Since that first loan in 2006, CCI has closed on 85 loans with an aggregate principal value of $4.8 million, $8.4 million in private-sector injection and over $13 million in total project value. We have worked extensively with area banks to provide gap financing to help complete worthy projects. CCI has also worked with other area 501(c)(3)s to further economic regional development.
This cooperative structure works well for our funding resources, who prefer to fund collaborative organizations with regional footprints. Several towns and counties in the organization’s service area now defer business lending to CCI. Handing that task off to a regional entity also removes the politics that sometimes play into local lending decisions. As competition increases for government resources, CCI has earned and maintained the respect of federal partners who seek reliable intermediaries.
What makes this all click is that the CCI directors work so well together. They aren’t bankers or financial types. They are mostly economic and community development professionals who find creative ways to overcome bureaucratic and political friction. They recognize and take smart risks that have kept the organization’s losses and bad debt ratio very low. They disagree respectfully and don’t push buttons. They delight in the success of the businesses we help, whether they are located in their respective counties or not. In the process, all feel more at home as citizens of southern Illinois.
CCI is pretty short-staffed. I am a part-time executive director. Our treasurer—also a member of the board of directors—serves as our loan officer. Our directors are our best faces in their communities. We have at least two directors from each of our five core counties. In many ways, they are the most effective marketing arm of CCI. The directors have taken an active role in promoting the corporation as well as advocating for loan applicants from their constituent areas. In considering loan applications, they ask tough, challenging questions. Other times they encourage us to take risks that conventional lenders might disdain. They have learned how to be discerning lenders who effectively balance our nonprofit mission with common sense.
During CCI’s life, we have seen other collaborative efforts rise and fall. The ones that work seem to feature strong, inclusive, servant leadership. Collaborative leaders must be able to communicate a vision, work with and through others to champion that vision, and be there for both the successes and the inevitable bumps in the road. They have to be willing to roll up their sleeves and be seen as team members who are willing to get their hands dirty on occasion. Collaborative leadership isn’t for wallflowers.

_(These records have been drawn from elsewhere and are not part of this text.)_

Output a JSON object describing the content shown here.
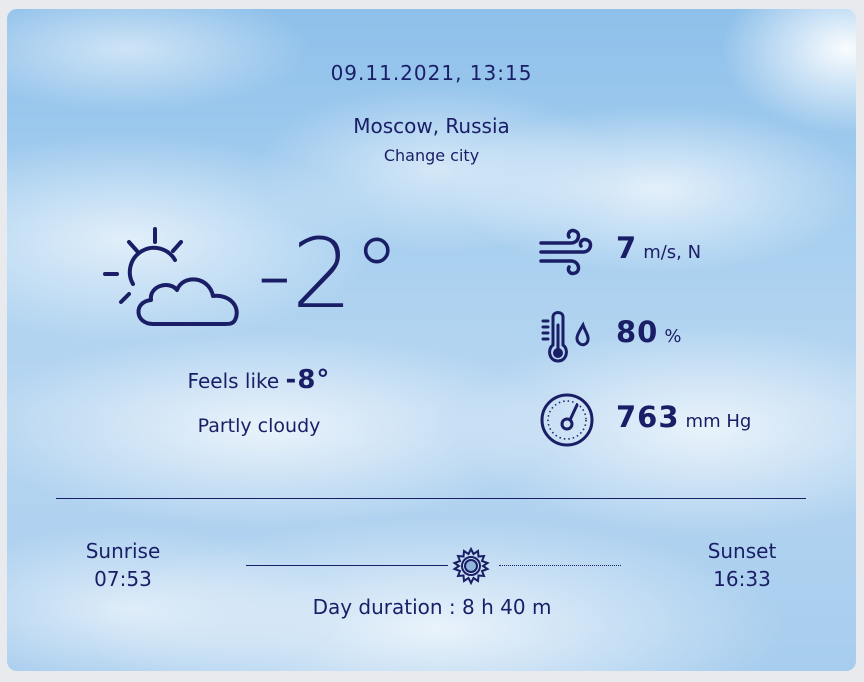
{
  "header": {
    "datetime": "09.11.2021, 13:15",
    "city": "Moscow, Russia",
    "change_city": "Change city"
  },
  "current": {
    "temperature": "-2°",
    "feels_like_label": "Feels like",
    "feels_like_value": "-8°",
    "condition": "Partly cloudy",
    "icon": "partly-cloudy-icon"
  },
  "metrics": {
    "wind": {
      "value": "7",
      "unit": "m/s, N",
      "icon": "wind-icon"
    },
    "humidity": {
      "value": "80",
      "unit": "%",
      "icon": "humidity-icon"
    },
    "pressure": {
      "value": "763",
      "unit": "mm Hg",
      "icon": "barometer-icon"
    }
  },
  "sun": {
    "sunrise_label": "Sunrise",
    "sunrise_time": "07:53",
    "sunset_label": "Sunset",
    "sunset_time": "16:33",
    "day_duration": "Day duration : 8 h 40 m",
    "icon": "sun-icon"
  },
  "colors": {
    "text": "#1a1e66",
    "sky": "#a9d0f0"
  }
}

When others look at CCI, they are quick to attribute our success to numbers—millions lent and millions more in projects leveraged, or the infinitesimal bad debt ratio, or the incredibly small number of write-offs. I know better. Our success is driven by directors from Franklin County who support projects in Williamson County. CCI is successful because a director from Mount Vernon advocates for a project in Carbondale, 50 miles away. CCI succeeds because its board is composed of smart people who see themselves as citizens of a larger community that needs our help.
To the CCI Board of Directors, on behalf of grateful businesses throughout the region and well over 150 working southern Illinoisans, I extend my sincere appreciation. Thank you for your vision and willingness to work, think and succeed together. Because of your teamwork, CCI is going far.